Breaking Open Japan
Feifer, George. Breaking Open Japan: Commodore Perry, Lord Abe, and American Imperialism in 1853. New York: Smithsonian Books/Collins, 2006. pp. xx, 389 p.: ill., maps; 24 cm. ISBN: 0060884320 (hardcover: alk. paper). Format: Book. Subjects: Japan Foreign relations United States /United States Foreign relations Japan.
2. A statement regarding the author: George Feifer is a native of Roxbury, Connecticut. He has written for a wide array of publications. He is a “well-known” and veteran author with many successful books. Some of the books which he has written were “Our Motherland”, “Justice in Moscow”, “Tennozan: The Battle of Okinawa”, “Moscow Farewell”, “Message from Moscow”, and last but not least, “The Girl from Petrovka” which eventually became a Hollywood film. He's written for the New Republic, the New York Times Magazine, Harper's, and the Saturday Evening Post.
3. The range of the work:
BOOKS – Reviews; IMPERIALISM,NONFICTION; United States/Japan; American Warship in Japanese Harbor; Commodore Perry, Lord Abe, and American Imperialism in 1853.
4. A summary of the contents of the book:
The story is about one of the highest clatters in both cultural and political events in time.
Four warships of America’s East Asia Squadron anchored at Uraga, in the predawn hours of July 14, 1853. This is twenty-seven miles south of Japanese capital, also known as Edo (renamed Tokyo in 1868). A prominent scholar had recently warned of people who came from the earth’s “hindmost regions” were “incapable of doing good things,” to Japan. The recent Mexican Spanish-American War, Americans has sharpened his desire for taking advantage of his wealth and power for political and commercial benefit. For almost two and a half centuries of deep planning and seclusion, the American Squadron, headed by imperialist commander Matthew Perry finally peer open Japan. He was determined to make his presence visible and to get his way- largely by prompting fear of his very big guns. Commander Perry's concealing of imperial impulse in benevolent purpose was fully matched by Japanese self–deception. In 1811, a distinguished Japanese scholar claimed that "Japanese differ completely from and are superior to the peoples of...all other countries of the world." The country relies on their faith in the protection by heavenly power. The superior people nevertheless shivered at the intimidation of Western dominance or even colonization.

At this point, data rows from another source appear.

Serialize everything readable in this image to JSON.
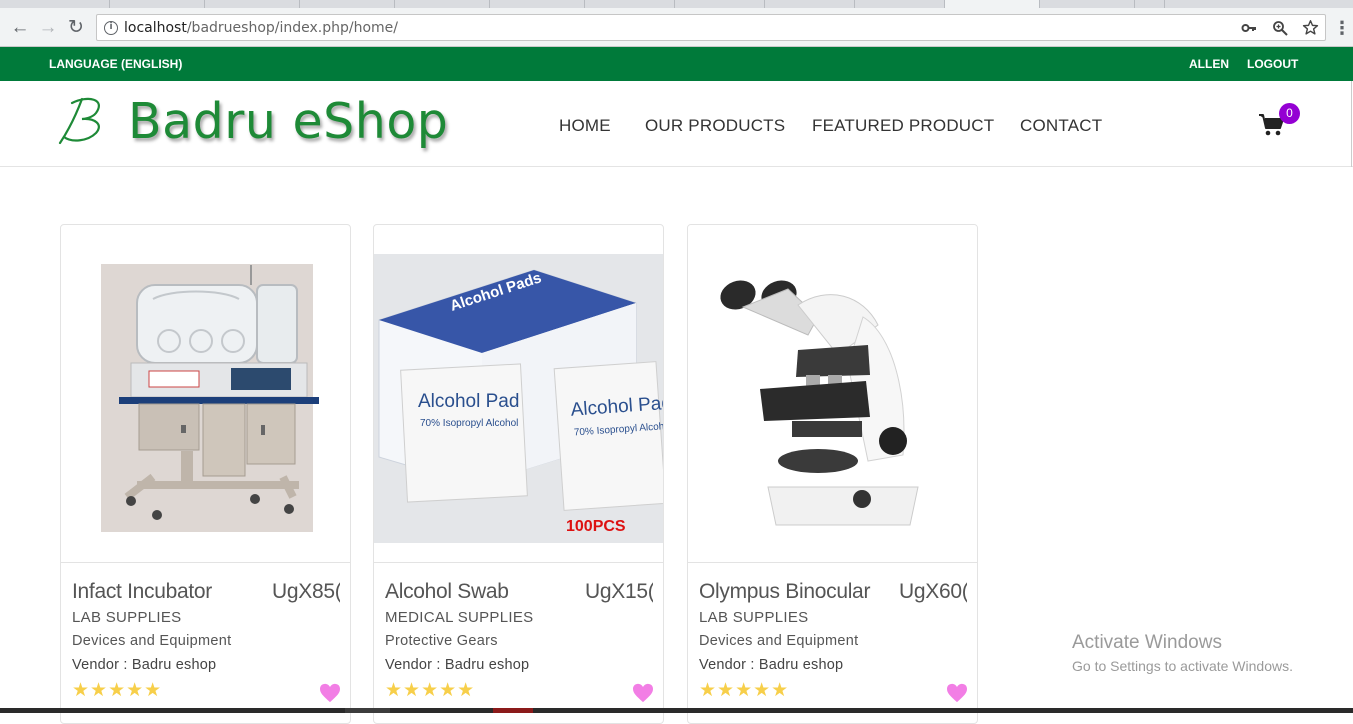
{
  "browser": {
    "url_host": "localhost",
    "url_path": "/badrueshop/index.php/home/",
    "icons": [
      "back-icon",
      "forward-icon",
      "reload-icon",
      "info-icon",
      "key-icon",
      "zoom-icon",
      "bookmark-star-icon",
      "menu-dots-icon"
    ]
  },
  "topbar": {
    "language": "LANGUAGE (ENGLISH)",
    "user": "ALLEN",
    "logout": "LOGOUT",
    "color": "#007a3a"
  },
  "header": {
    "logo_text": "Badru eShop",
    "logo_color": "#1e8a37",
    "menu": [
      {
        "label": "HOME"
      },
      {
        "label": "OUR PRODUCTS"
      },
      {
        "label": "FEATURED PRODUCT"
      },
      {
        "label": "CONTACT"
      }
    ],
    "cart_count": "0",
    "badge_color": "#9400d3"
  },
  "products": [
    {
      "name": "Infact Incubator",
      "price": "UgX85(",
      "category": "LAB SUPPLIES",
      "subcategory": "Devices and Equipment",
      "vendor": "Vendor : Badru eshop",
      "stars": "★★★★★",
      "image": "incubator-image"
    },
    {
      "name": "Alcohol Swab",
      "price": "UgX15(",
      "category": "MEDICAL SUPPLIES",
      "subcategory": "Protective Gears",
      "vendor": "Vendor : Badru eshop",
      "stars": "★★★★★",
      "image": "alcohol-pad-image",
      "image_text": {
        "box_label": "Alcohol Pads",
        "pad_label": "Alcohol Pad",
        "pad_sub": "70% Isopropyl Alcohol",
        "count": "100PCS"
      }
    },
    {
      "name": "Olympus Binocular",
      "price": "UgX60(",
      "category": "LAB SUPPLIES",
      "subcategory": "Devices and Equipment",
      "vendor": "Vendor : Badru eshop",
      "stars": "★★★★★",
      "image": "microscope-image"
    }
  ],
  "watermark": {
    "line1": "Activate Windows",
    "line2": "Go to Settings to activate Windows."
  }
}
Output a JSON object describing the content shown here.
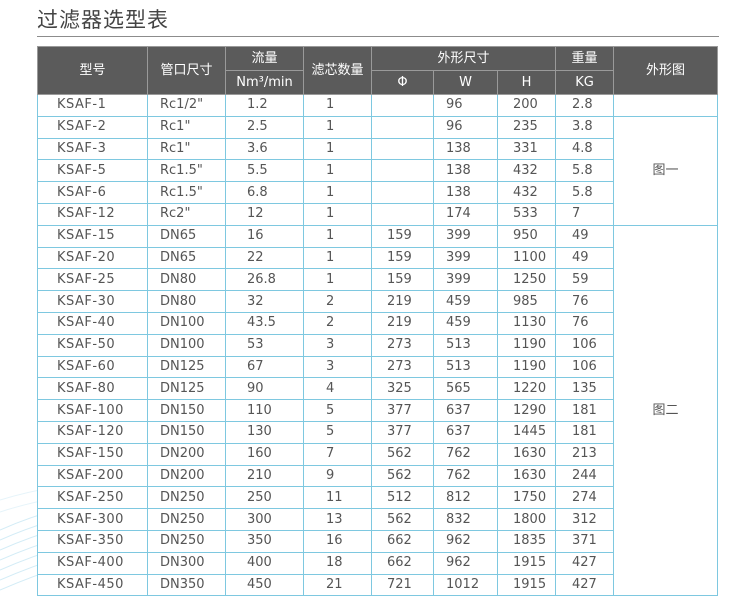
{
  "title": "过滤器选型表",
  "headers": {
    "model": "型号",
    "port": "管口尺寸",
    "flow": "流量",
    "flow_unit": "Nm³/min",
    "cores": "滤芯数量",
    "dims": "外形尺寸",
    "phi": "Φ",
    "w": "W",
    "h": "H",
    "weight": "重量",
    "weight_unit": "KG",
    "figure": "外形图"
  },
  "figures": {
    "fig1": "图一",
    "fig2": "图二"
  },
  "rows": [
    {
      "model": "KSAF-1",
      "port": "Rc1/2\"",
      "flow": "1.2",
      "cores": "1",
      "phi": "",
      "w": "96",
      "h": "200",
      "kg": "2.8"
    },
    {
      "model": "KSAF-2",
      "port": "Rc1\"",
      "flow": "2.5",
      "cores": "1",
      "phi": "",
      "w": "96",
      "h": "235",
      "kg": "3.8"
    },
    {
      "model": "KSAF-3",
      "port": "Rc1\"",
      "flow": "3.6",
      "cores": "1",
      "phi": "",
      "w": "138",
      "h": "331",
      "kg": "4.8"
    },
    {
      "model": "KSAF-5",
      "port": "Rc1.5\"",
      "flow": "5.5",
      "cores": "1",
      "phi": "",
      "w": "138",
      "h": "432",
      "kg": "5.8"
    },
    {
      "model": "KSAF-6",
      "port": "Rc1.5\"",
      "flow": "6.8",
      "cores": "1",
      "phi": "",
      "w": "138",
      "h": "432",
      "kg": "5.8"
    },
    {
      "model": "KSAF-12",
      "port": "Rc2\"",
      "flow": "12",
      "cores": "1",
      "phi": "",
      "w": "174",
      "h": "533",
      "kg": "7"
    },
    {
      "model": "KSAF-15",
      "port": "DN65",
      "flow": "16",
      "cores": "1",
      "phi": "159",
      "w": "399",
      "h": "950",
      "kg": "49"
    },
    {
      "model": "KSAF-20",
      "port": "DN65",
      "flow": "22",
      "cores": "1",
      "phi": "159",
      "w": "399",
      "h": "1100",
      "kg": "49"
    },
    {
      "model": "KSAF-25",
      "port": "DN80",
      "flow": "26.8",
      "cores": "1",
      "phi": "159",
      "w": "399",
      "h": "1250",
      "kg": "59"
    },
    {
      "model": "KSAF-30",
      "port": "DN80",
      "flow": "32",
      "cores": "2",
      "phi": "219",
      "w": "459",
      "h": "985",
      "kg": "76"
    },
    {
      "model": "KSAF-40",
      "port": "DN100",
      "flow": "43.5",
      "cores": "2",
      "phi": "219",
      "w": "459",
      "h": "1130",
      "kg": "76"
    },
    {
      "model": "KSAF-50",
      "port": "DN100",
      "flow": "53",
      "cores": "3",
      "phi": "273",
      "w": "513",
      "h": "1190",
      "kg": "106"
    },
    {
      "model": "KSAF-60",
      "port": "DN125",
      "flow": "67",
      "cores": "3",
      "phi": "273",
      "w": "513",
      "h": "1190",
      "kg": "106"
    },
    {
      "model": "KSAF-80",
      "port": "DN125",
      "flow": "90",
      "cores": "4",
      "phi": "325",
      "w": "565",
      "h": "1220",
      "kg": "135"
    },
    {
      "model": "KSAF-100",
      "port": "DN150",
      "flow": "110",
      "cores": "5",
      "phi": "377",
      "w": "637",
      "h": "1290",
      "kg": "181"
    },
    {
      "model": "KSAF-120",
      "port": "DN150",
      "flow": "130",
      "cores": "5",
      "phi": "377",
      "w": "637",
      "h": "1445",
      "kg": "181"
    },
    {
      "model": "KSAF-150",
      "port": "DN200",
      "flow": "160",
      "cores": "7",
      "phi": "562",
      "w": "762",
      "h": "1630",
      "kg": "213"
    },
    {
      "model": "KSAF-200",
      "port": "DN200",
      "flow": "210",
      "cores": "9",
      "phi": "562",
      "w": "762",
      "h": "1630",
      "kg": "244"
    },
    {
      "model": "KSAF-250",
      "port": "DN250",
      "flow": "250",
      "cores": "11",
      "phi": "512",
      "w": "812",
      "h": "1750",
      "kg": "274"
    },
    {
      "model": "KSAF-300",
      "port": "DN250",
      "flow": "300",
      "cores": "13",
      "phi": "562",
      "w": "832",
      "h": "1800",
      "kg": "312"
    },
    {
      "model": "KSAF-350",
      "port": "DN250",
      "flow": "350",
      "cores": "16",
      "phi": "662",
      "w": "962",
      "h": "1835",
      "kg": "371"
    },
    {
      "model": "KSAF-400",
      "port": "DN300",
      "flow": "400",
      "cores": "18",
      "phi": "662",
      "w": "962",
      "h": "1915",
      "kg": "427"
    },
    {
      "model": "KSAF-450",
      "port": "DN350",
      "flow": "450",
      "cores": "21",
      "phi": "721",
      "w": "1012",
      "h": "1915",
      "kg": "427"
    }
  ]
}
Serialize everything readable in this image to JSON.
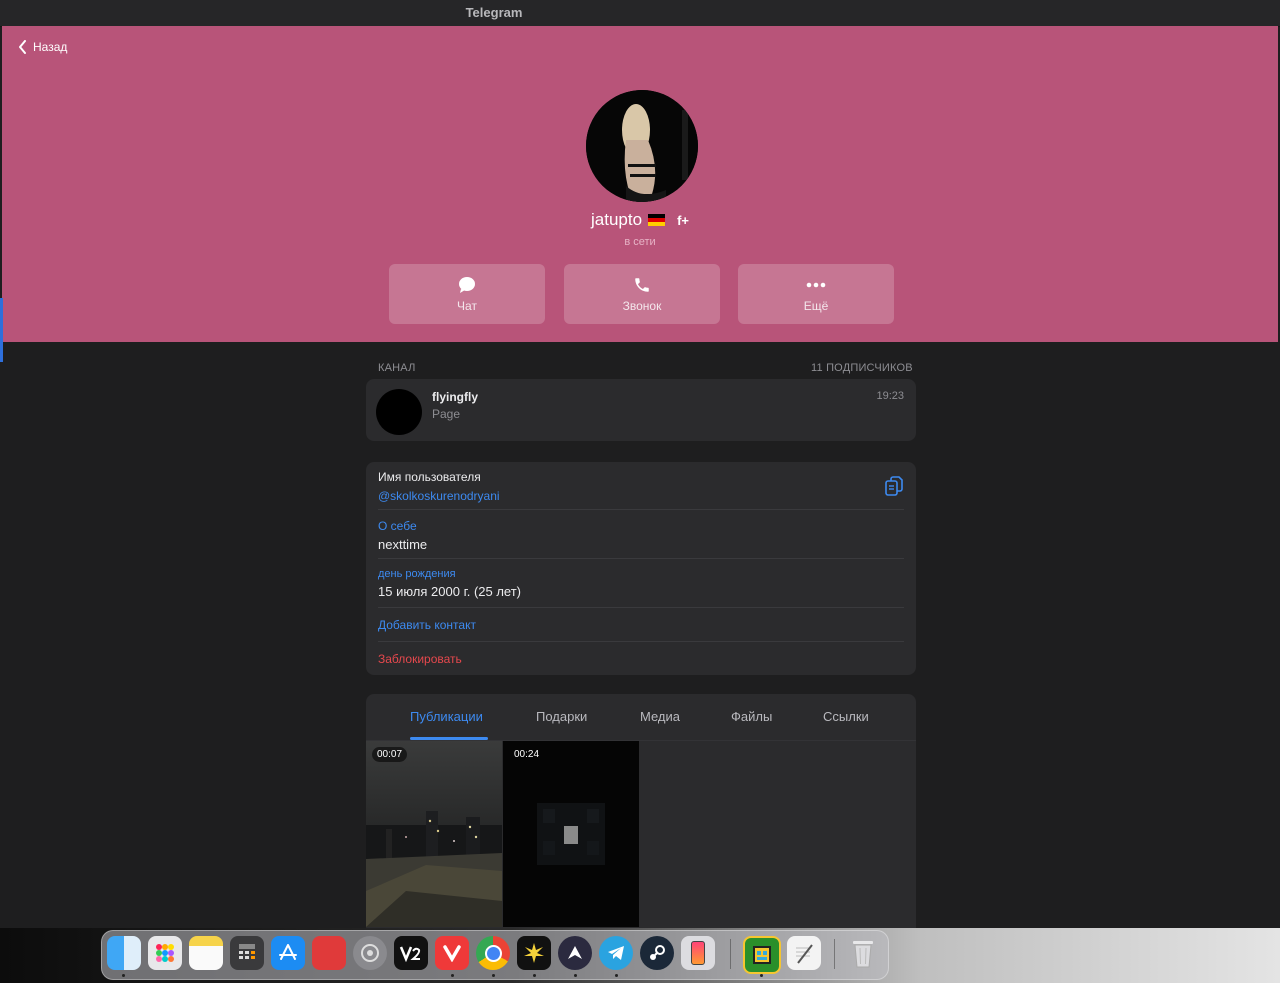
{
  "window": {
    "title": "Telegram"
  },
  "header": {
    "back_label": "Назад",
    "name": "jatupto",
    "badge": "f+",
    "status": "в сети",
    "actions": [
      {
        "label": "Чат",
        "icon": "chat-bubble-icon"
      },
      {
        "label": "Звонок",
        "icon": "phone-icon"
      },
      {
        "label": "Ещё",
        "icon": "more-dots-icon"
      }
    ],
    "colors": {
      "background": "#b85479",
      "accent": "#3d8af0"
    }
  },
  "channel": {
    "section_label": "КАНАЛ",
    "subscribers": "11 ПОДПИСЧИКОВ",
    "name": "flyingfly",
    "subtitle": "Page",
    "time": "19:23"
  },
  "info": {
    "username_label": "Имя пользователя",
    "username": "@skolkoskurenodryani",
    "about_label": "О себе",
    "about": "nexttime",
    "birthday_label": "день рождения",
    "birthday": "15 июля 2000 г. (25 лет)",
    "add_contact": "Добавить контакт",
    "block": "Заблокировать"
  },
  "tabs": {
    "items": [
      "Публикации",
      "Подарки",
      "Медиа",
      "Файлы",
      "Ссылки"
    ],
    "active": "Публикации"
  },
  "media": [
    {
      "duration": "00:07"
    },
    {
      "duration": "00:24"
    }
  ],
  "dock": {
    "apps": [
      "finder-icon",
      "launchpad-icon",
      "notes-icon",
      "calculator-icon",
      "app-store-icon",
      "photo-booth-icon",
      "system-settings-icon",
      "v2-app-icon",
      "vivaldi-icon",
      "chrome-icon",
      "burst-app-icon",
      "proton-vpn-icon",
      "telegram-icon",
      "steam-icon",
      "iphone-mirroring-icon",
      "geometry-dash-icon",
      "textedit-icon",
      "trash-icon"
    ]
  }
}
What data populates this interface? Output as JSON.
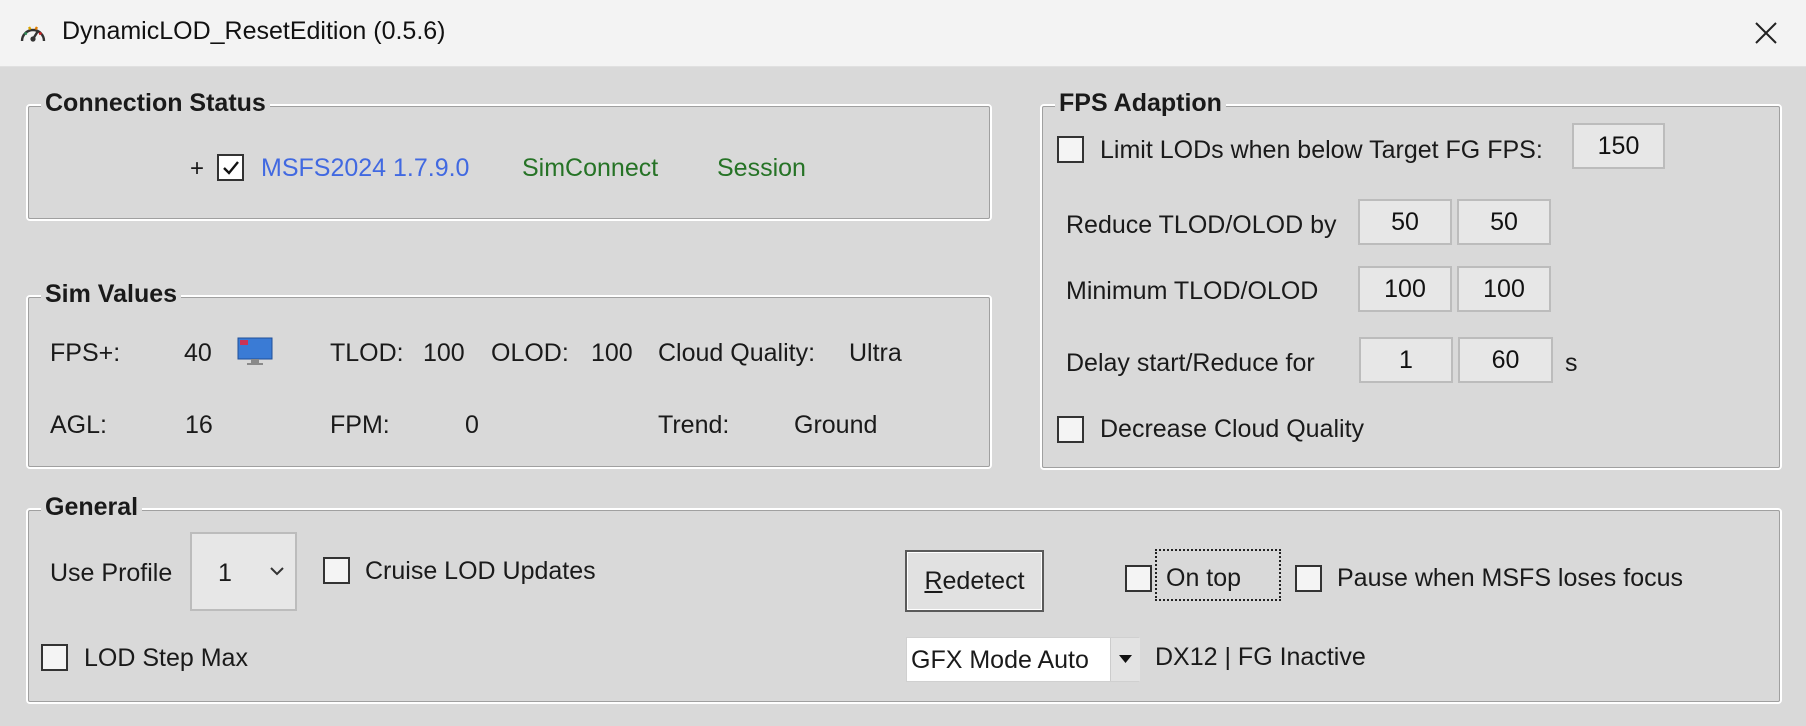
{
  "window": {
    "title": "DynamicLOD_ResetEdition (0.5.6)",
    "app_icon": "gauge-icon",
    "close_icon": "close-icon"
  },
  "connection": {
    "group_title": "Connection Status",
    "plus": "+",
    "msfs_checked": true,
    "msfs_version": "MSFS2024 1.7.9.0",
    "simconnect": "SimConnect",
    "session": "Session",
    "colors": {
      "msfs": "#4169e1",
      "status_ok": "#267326"
    }
  },
  "sim": {
    "group_title": "Sim Values",
    "fps_label": "FPS+:",
    "fps_value": "40",
    "monitor_icon": "monitor-icon",
    "tlod_label": "TLOD:",
    "tlod_value": "100",
    "olod_label": "OLOD:",
    "olod_value": "100",
    "cloud_label": "Cloud Quality:",
    "cloud_value": "Ultra",
    "agl_label": "AGL:",
    "agl_value": "16",
    "fpm_label": "FPM:",
    "fpm_value": "0",
    "trend_label": "Trend:",
    "trend_value": "Ground"
  },
  "fps": {
    "group_title": "FPS Adaption",
    "limit_label": "Limit LODs when below Target FG FPS:",
    "limit_checked": false,
    "target_fps": "150",
    "reduce_label": "Reduce TLOD/OLOD by",
    "reduce_tlod": "50",
    "reduce_olod": "50",
    "min_label": "Minimum TLOD/OLOD",
    "min_tlod": "100",
    "min_olod": "100",
    "delay_label": "Delay start/Reduce for",
    "delay_start": "1",
    "reduce_for": "60",
    "delay_unit": "s",
    "cloud_label": "Decrease Cloud Quality",
    "cloud_checked": false
  },
  "general": {
    "group_title": "General",
    "profile_label": "Use Profile",
    "profile_value": "1",
    "cruise_label": "Cruise LOD Updates",
    "cruise_checked": false,
    "redetect_accel": "R",
    "redetect_rest": "edetect",
    "ontop_label": "On top",
    "ontop_checked": false,
    "pause_label": "Pause when MSFS loses focus",
    "pause_checked": false,
    "lodstep_label": "LOD Step Max",
    "lodstep_checked": false,
    "gfx_value": "GFX Mode Auto",
    "status_text": "DX12 | FG Inactive"
  }
}
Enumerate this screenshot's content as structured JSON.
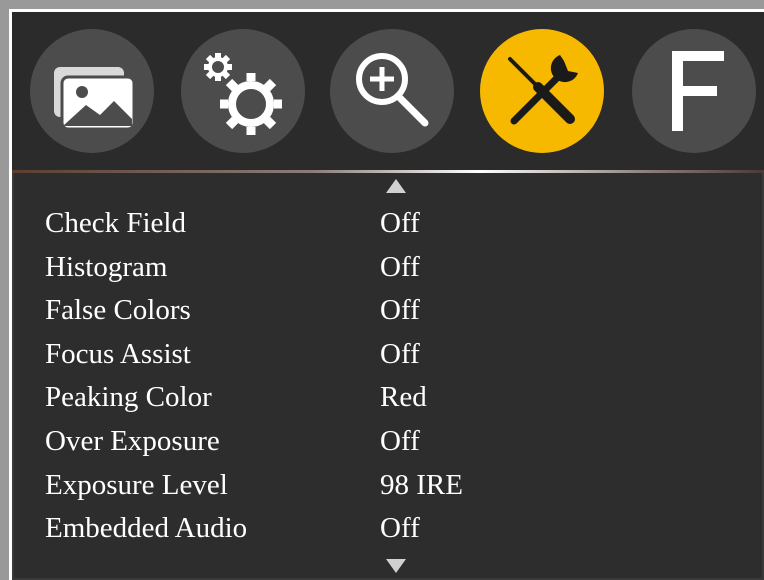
{
  "menu_tabs": [
    {
      "icon": "picture-icon",
      "active": false
    },
    {
      "icon": "gears-icon",
      "active": false
    },
    {
      "icon": "zoom-in-icon",
      "active": false
    },
    {
      "icon": "tools-icon",
      "active": true
    },
    {
      "icon": "function-icon",
      "label": "F",
      "active": false
    }
  ],
  "colors": {
    "background": "#2d2d2d",
    "tab_inactive": "#4c4c4c",
    "tab_active": "#f7b900",
    "text": "#ffffff"
  },
  "settings": [
    {
      "label": "Check Field",
      "value": "Off"
    },
    {
      "label": "Histogram",
      "value": "Off"
    },
    {
      "label": "False Colors",
      "value": "Off"
    },
    {
      "label": "Focus Assist",
      "value": "Off"
    },
    {
      "label": "Peaking Color",
      "value": "Red"
    },
    {
      "label": "Over Exposure",
      "value": "Off"
    },
    {
      "label": "Exposure Level",
      "value": "98 IRE"
    },
    {
      "label": "Embedded Audio",
      "value": "Off"
    }
  ]
}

The story brings life to the drama of two tough men who in many ways have very different societies: thrusting Commodore Perry and genial, manipulative Lord Masahiro Abe, young as he was, knowledgeable to negotiate the country’s power mazes as well skills well fit him to the complex domestic circumstances and his training had been all the fuller for the Shogun’s less-than-forceful leadership and long-drawn-out ailment. Lord Abe, as the head of the Shoguns advisory council, was Japan’s real decision maker and...